• THE PROBLEM: Determine how many lines below contain the string "mnemonic" and give that number without anything else.

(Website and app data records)
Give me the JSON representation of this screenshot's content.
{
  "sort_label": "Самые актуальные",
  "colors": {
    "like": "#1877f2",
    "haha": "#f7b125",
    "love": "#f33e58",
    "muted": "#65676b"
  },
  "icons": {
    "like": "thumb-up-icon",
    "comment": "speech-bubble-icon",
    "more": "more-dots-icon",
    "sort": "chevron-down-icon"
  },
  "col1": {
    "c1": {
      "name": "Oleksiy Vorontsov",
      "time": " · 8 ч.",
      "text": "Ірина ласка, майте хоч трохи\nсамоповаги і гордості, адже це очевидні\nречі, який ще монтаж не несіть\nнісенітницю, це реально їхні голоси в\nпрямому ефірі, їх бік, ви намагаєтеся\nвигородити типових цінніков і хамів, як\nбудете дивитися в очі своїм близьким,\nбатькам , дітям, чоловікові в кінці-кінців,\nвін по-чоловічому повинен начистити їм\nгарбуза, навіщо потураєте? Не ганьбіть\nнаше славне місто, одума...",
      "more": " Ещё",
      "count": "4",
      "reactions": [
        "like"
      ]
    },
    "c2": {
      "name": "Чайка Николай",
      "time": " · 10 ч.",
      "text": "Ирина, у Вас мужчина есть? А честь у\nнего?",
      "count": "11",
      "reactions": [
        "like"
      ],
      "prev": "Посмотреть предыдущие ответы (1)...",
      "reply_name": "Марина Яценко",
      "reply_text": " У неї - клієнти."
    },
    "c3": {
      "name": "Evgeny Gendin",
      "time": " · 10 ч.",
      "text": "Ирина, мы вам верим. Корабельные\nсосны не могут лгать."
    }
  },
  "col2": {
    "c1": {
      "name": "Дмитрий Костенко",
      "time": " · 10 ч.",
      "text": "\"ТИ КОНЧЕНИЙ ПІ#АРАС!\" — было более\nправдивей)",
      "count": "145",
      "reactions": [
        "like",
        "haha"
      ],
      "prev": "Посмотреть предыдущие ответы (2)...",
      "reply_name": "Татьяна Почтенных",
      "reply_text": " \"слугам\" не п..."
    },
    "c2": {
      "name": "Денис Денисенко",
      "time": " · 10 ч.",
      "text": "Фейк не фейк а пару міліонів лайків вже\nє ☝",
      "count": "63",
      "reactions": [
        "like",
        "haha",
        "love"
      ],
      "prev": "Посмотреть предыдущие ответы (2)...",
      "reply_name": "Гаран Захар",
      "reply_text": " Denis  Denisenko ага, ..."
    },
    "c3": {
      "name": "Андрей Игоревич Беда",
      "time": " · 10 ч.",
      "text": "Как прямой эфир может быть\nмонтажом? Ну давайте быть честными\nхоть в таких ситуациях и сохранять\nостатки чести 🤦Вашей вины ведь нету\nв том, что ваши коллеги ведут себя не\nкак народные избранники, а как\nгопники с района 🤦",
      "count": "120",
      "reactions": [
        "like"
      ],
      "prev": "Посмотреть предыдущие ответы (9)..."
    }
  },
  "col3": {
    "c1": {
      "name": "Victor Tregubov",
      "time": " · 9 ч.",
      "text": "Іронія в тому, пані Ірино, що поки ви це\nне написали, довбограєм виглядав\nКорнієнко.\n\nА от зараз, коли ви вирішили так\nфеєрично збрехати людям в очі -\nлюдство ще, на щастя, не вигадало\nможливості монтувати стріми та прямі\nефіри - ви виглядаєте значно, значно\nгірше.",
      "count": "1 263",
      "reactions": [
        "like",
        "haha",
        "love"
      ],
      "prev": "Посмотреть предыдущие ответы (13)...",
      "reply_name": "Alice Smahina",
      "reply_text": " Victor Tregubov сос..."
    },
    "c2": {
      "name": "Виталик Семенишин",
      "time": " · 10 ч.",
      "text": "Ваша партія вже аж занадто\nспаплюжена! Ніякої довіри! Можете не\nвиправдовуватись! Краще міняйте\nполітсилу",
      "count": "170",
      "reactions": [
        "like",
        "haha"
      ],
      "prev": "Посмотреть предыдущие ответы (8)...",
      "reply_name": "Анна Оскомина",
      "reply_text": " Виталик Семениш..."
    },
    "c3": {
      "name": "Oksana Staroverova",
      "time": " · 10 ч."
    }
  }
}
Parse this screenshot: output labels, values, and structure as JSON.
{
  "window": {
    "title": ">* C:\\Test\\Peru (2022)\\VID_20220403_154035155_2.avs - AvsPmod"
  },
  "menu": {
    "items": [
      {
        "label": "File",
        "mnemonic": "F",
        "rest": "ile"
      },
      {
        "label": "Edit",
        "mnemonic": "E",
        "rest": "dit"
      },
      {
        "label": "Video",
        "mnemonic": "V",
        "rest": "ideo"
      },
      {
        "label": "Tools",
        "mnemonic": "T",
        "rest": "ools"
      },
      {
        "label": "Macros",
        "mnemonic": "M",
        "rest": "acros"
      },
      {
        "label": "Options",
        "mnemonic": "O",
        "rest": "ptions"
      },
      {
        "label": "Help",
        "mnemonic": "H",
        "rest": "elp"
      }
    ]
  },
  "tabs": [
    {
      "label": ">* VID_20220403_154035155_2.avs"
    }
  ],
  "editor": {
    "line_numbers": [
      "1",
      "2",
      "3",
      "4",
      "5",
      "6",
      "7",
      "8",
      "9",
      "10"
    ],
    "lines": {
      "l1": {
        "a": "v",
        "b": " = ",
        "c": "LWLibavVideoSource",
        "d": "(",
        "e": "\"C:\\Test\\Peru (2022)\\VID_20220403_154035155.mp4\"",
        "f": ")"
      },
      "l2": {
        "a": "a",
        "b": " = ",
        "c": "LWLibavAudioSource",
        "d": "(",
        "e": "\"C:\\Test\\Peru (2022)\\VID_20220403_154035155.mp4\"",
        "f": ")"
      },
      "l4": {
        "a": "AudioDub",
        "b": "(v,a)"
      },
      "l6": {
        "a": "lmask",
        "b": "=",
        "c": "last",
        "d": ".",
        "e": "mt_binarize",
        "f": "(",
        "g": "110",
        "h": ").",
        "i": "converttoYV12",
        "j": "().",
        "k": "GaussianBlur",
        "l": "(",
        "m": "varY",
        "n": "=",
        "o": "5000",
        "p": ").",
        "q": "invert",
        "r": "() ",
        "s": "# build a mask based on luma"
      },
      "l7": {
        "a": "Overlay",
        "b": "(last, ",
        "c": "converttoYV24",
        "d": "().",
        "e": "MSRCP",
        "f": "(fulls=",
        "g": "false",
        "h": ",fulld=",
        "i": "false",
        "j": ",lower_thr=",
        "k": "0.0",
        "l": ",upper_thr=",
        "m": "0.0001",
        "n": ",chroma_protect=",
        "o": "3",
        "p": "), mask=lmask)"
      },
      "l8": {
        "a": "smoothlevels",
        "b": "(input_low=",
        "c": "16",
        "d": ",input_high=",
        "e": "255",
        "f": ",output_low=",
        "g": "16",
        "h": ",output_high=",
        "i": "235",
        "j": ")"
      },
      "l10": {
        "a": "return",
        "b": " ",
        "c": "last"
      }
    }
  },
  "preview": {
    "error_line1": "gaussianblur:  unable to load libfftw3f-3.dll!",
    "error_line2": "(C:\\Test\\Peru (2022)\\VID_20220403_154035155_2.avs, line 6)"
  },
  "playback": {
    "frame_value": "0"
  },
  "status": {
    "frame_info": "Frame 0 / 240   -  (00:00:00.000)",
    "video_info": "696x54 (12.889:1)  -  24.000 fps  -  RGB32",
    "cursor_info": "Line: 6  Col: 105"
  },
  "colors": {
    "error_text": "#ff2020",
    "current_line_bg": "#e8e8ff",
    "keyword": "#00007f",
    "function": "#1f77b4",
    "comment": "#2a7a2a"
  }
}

• SOLUTION FOR THIS TASK: 7